### Requirement:
Go through the material and return every line that contains the string "distance".

________________________

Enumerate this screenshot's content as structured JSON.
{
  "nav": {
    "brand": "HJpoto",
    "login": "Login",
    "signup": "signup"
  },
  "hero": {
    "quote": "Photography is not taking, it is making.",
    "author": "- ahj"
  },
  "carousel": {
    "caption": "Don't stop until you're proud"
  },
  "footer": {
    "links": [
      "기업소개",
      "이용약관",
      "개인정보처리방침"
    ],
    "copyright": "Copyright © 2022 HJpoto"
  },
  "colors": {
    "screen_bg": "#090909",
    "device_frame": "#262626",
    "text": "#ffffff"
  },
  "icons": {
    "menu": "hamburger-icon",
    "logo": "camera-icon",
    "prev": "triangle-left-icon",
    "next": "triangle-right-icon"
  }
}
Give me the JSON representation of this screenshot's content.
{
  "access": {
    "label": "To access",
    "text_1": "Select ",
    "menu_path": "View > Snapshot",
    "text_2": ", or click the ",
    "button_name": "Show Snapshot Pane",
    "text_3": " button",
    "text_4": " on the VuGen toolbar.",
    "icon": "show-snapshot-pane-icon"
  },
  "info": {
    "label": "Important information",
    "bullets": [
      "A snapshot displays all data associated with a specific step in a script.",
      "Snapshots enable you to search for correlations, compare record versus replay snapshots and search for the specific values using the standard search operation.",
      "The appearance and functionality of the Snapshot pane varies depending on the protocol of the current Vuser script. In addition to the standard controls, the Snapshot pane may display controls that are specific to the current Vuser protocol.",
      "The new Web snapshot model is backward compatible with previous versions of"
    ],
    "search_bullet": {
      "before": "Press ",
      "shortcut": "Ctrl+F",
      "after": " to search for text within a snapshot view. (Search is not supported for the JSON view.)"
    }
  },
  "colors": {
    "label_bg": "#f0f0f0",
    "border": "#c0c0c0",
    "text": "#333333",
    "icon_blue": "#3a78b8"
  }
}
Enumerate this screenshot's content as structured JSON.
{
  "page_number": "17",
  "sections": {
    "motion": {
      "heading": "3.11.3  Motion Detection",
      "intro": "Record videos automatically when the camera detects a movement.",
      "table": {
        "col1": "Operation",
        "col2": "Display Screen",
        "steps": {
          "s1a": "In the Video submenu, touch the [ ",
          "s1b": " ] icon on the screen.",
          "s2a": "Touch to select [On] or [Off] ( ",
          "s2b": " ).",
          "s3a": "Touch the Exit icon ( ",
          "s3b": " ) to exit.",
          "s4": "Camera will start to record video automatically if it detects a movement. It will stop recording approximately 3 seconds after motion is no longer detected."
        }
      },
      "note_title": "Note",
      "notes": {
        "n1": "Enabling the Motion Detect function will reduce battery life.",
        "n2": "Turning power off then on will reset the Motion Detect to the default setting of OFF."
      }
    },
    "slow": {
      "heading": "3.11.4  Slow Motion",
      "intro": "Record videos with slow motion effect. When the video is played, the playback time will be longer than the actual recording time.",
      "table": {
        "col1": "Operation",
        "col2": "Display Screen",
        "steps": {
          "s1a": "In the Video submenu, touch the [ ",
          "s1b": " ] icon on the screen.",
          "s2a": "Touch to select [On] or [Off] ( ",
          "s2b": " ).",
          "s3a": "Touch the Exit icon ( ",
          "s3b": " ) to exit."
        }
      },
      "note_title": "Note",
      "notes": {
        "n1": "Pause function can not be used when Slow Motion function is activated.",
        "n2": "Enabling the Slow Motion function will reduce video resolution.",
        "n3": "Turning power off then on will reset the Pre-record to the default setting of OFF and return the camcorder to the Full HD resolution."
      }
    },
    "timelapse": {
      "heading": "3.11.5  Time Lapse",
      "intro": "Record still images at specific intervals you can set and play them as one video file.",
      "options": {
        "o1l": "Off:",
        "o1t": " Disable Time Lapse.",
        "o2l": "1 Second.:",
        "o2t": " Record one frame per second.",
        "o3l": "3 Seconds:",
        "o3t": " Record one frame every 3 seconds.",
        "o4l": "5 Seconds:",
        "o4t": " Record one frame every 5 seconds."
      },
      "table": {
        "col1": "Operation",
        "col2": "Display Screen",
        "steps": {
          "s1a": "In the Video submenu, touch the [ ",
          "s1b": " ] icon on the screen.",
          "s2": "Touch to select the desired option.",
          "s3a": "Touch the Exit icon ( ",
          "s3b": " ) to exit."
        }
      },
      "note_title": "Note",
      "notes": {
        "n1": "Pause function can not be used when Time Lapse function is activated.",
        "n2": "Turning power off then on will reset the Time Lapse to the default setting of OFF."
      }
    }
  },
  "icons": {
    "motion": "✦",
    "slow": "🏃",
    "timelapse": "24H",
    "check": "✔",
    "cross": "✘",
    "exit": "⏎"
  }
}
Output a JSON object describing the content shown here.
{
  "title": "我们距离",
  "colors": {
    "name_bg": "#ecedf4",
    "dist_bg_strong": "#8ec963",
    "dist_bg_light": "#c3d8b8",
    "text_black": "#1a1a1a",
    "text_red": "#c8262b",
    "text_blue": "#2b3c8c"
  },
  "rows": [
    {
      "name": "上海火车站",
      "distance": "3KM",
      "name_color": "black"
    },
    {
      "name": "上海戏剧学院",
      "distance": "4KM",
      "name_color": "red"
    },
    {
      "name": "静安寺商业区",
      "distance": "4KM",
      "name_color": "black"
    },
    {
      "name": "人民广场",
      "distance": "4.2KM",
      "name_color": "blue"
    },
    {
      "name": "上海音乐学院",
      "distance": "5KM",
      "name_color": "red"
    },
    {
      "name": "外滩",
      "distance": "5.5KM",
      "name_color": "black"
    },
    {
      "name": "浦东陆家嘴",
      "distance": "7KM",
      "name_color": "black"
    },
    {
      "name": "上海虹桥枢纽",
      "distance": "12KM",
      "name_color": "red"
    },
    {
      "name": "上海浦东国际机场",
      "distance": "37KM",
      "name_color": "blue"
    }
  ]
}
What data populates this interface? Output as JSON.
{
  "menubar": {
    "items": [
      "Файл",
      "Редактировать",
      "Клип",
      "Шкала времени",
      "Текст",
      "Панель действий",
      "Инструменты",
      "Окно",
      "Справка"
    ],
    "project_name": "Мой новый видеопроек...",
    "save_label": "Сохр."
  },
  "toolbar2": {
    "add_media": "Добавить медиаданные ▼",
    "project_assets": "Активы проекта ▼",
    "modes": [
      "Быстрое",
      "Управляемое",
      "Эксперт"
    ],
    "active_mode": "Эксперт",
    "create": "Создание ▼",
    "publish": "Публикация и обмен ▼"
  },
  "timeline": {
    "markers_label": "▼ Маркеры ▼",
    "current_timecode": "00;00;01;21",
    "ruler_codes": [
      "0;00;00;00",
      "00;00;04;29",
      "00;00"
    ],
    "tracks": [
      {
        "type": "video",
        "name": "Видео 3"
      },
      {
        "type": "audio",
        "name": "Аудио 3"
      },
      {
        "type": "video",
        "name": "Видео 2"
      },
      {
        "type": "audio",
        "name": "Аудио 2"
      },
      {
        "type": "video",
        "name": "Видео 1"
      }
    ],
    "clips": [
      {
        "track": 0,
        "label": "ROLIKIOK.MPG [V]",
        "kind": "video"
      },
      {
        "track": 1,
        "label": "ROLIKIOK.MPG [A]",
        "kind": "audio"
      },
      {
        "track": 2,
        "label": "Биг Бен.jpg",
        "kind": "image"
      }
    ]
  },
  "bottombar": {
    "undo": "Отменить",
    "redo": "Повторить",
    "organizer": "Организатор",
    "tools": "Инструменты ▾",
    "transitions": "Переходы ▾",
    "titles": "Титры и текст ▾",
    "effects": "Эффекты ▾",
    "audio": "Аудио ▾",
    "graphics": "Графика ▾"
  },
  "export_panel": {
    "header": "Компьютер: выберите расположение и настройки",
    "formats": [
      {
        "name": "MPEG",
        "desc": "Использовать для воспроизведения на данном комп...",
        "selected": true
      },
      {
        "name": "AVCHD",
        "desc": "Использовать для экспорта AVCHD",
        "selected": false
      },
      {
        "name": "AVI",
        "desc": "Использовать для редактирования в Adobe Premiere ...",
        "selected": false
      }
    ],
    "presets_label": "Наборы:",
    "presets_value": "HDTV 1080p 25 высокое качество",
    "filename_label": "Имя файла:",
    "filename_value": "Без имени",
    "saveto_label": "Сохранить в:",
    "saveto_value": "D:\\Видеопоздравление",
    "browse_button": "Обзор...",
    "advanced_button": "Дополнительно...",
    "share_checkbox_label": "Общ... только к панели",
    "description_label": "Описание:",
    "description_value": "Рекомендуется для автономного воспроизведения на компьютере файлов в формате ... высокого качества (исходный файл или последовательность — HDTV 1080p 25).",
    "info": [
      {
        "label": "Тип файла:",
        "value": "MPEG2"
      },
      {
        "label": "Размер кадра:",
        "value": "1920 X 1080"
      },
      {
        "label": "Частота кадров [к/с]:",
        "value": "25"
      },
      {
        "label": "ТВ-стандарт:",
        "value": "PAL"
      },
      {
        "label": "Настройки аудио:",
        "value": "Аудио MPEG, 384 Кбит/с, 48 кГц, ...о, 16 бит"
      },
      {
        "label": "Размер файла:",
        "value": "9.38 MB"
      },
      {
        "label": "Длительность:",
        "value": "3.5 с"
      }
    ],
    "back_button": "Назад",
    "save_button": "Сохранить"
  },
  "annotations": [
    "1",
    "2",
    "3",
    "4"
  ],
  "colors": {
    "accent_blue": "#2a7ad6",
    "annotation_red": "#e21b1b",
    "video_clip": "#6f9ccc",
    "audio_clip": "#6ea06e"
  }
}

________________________

### Response to the task:
      "distance": "3KM",
      "distance": "4KM",
      "distance": "4KM",
      "distance": "4.2KM",
      "distance": "5KM",
      "distance": "5.5KM",
      "distance": "7KM",
      "distance": "12KM",
      "distance": "37KM",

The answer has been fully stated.